Like any historic port city, Calais has a long-standing history of trading and craft. A major centre for transport with England and an English territorial possession until 1558, Calais is nowadays mostly famous for its lace industry – which is remarkably highlighted at the International Centre of Lace and Fashion. Indeed, Dentelle de Calais is a registered and protected trademark that is exclusively reserved for lace made by highly skilled master lace-makers using a unique method of knotting between the warp and the weft on Leavers looms. But there is more than meets the eye in this story, for Calais lace originated in… England. Nottingham, more precisely! It all started when mechanics and tulle manufacturers emigrated to the Old Continent in the hope of escaping economic trouble and social unrest, smuggling in requisite supplies of looms and cotton cable. The rest, as they say, is history.
But despite being an icon of the region, Dentelle de Calais is just a tiny stretch of the city’s history; unfortunately, Calais was virtually razed during World War II as Germans had built massive bunkers along the coast in preparation for launching missiles on England. It eventually rose from its ashes and evolved into a welcoming, entertaining small city with some of the best food I’ve ever tasted; being this close to the ocean obviously comes with mouth-watering benefits in the form of seafood – moules marinières, anyone? For a multi-sensory experience I strongly suggest visiting the region’s world-class museums, like the newly opened Louvre-Lens nearby (like a mini version of the Louvre minus the crowds) and the half dozen art museums in the Calais town centre, some of which have a significant emphasis on English artists like Turner, Bonington, Woodrow and Flanagan.
Calais also boasts accessible, outstanding natural beauty. Its well-preserved coastline offers unobstructed views of one of England’s most famous natural landmarks, the White Cliffs of Dover, which can easily be admired on a clear day as they are just 21 miles across the Channel. Pas-de-Calais region also has its own chalk cliffs and sandy beaches (a rarity in Northern France) at Cap Blanc Nez on the aptly named Opal Coast. In my opinion, few things beat a leisurely walk along the tranquil coast, with the wind softly brushing on my cheeks and the fresh saline air filling my lungs after a day of cultural discoveries.

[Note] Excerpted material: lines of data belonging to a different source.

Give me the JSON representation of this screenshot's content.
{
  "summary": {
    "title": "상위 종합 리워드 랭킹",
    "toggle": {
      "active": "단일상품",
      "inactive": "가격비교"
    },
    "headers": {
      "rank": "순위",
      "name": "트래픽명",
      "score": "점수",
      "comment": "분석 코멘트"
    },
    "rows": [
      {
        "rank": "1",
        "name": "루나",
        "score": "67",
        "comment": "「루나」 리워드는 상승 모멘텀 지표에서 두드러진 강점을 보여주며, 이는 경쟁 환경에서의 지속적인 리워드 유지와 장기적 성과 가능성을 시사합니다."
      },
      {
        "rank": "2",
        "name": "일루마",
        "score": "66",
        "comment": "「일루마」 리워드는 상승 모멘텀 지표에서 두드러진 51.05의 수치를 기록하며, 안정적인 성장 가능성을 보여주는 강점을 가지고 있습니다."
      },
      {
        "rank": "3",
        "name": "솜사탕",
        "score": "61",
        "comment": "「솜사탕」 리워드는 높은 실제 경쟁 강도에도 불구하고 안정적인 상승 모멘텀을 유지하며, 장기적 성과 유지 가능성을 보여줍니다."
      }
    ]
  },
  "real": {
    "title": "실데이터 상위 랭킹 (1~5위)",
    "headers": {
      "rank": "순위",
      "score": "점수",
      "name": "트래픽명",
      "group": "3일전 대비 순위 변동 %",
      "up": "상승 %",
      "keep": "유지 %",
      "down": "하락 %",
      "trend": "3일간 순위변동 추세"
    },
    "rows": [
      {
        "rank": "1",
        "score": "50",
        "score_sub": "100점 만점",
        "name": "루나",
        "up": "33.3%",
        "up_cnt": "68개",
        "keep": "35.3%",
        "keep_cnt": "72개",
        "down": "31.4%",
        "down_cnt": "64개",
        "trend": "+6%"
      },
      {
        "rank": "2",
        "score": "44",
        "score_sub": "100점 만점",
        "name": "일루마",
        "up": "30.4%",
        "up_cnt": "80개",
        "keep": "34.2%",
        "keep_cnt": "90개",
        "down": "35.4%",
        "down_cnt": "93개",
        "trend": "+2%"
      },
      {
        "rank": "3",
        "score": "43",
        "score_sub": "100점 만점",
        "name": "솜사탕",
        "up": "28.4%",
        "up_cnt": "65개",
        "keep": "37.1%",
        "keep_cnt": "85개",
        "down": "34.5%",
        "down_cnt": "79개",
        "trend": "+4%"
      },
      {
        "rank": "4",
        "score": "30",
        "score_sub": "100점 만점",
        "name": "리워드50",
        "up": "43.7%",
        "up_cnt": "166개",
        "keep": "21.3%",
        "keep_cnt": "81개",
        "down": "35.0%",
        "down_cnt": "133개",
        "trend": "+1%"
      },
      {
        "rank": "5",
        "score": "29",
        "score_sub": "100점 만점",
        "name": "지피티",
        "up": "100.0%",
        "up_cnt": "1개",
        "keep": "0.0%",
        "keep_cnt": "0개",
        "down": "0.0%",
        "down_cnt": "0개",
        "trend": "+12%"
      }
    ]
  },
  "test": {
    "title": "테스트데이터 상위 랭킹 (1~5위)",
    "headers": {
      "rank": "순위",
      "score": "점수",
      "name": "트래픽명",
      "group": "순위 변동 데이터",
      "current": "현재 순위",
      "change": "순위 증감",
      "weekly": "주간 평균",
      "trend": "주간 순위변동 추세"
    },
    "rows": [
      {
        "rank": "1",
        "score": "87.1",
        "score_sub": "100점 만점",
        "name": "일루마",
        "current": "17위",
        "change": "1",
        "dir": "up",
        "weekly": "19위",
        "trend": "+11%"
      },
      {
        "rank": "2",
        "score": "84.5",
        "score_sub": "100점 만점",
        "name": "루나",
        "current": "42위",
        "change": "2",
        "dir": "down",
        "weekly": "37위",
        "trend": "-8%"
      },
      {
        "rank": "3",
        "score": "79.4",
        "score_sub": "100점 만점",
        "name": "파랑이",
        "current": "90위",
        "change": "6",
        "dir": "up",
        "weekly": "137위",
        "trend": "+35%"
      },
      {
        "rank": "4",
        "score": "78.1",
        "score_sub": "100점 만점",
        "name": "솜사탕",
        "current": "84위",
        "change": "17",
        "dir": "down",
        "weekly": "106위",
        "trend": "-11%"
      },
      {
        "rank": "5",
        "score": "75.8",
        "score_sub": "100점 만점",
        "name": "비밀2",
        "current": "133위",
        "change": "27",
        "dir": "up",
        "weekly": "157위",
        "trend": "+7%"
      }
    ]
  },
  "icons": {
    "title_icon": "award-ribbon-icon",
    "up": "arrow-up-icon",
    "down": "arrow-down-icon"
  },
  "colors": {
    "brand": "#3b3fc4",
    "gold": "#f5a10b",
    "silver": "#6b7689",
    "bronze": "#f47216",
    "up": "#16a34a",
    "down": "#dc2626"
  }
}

The truth is, Calais deserves far more attention than what it usually gets; for this is a multi-faceted town where time seems to go by at a slightly slower pace, and where arts and crafts, seaside cuisine, the great outdoors and History with a capital H have been gleefully mingling for over ten centuries for the benefit of curious visitors that dare to venture outside the French capital’s busy streets.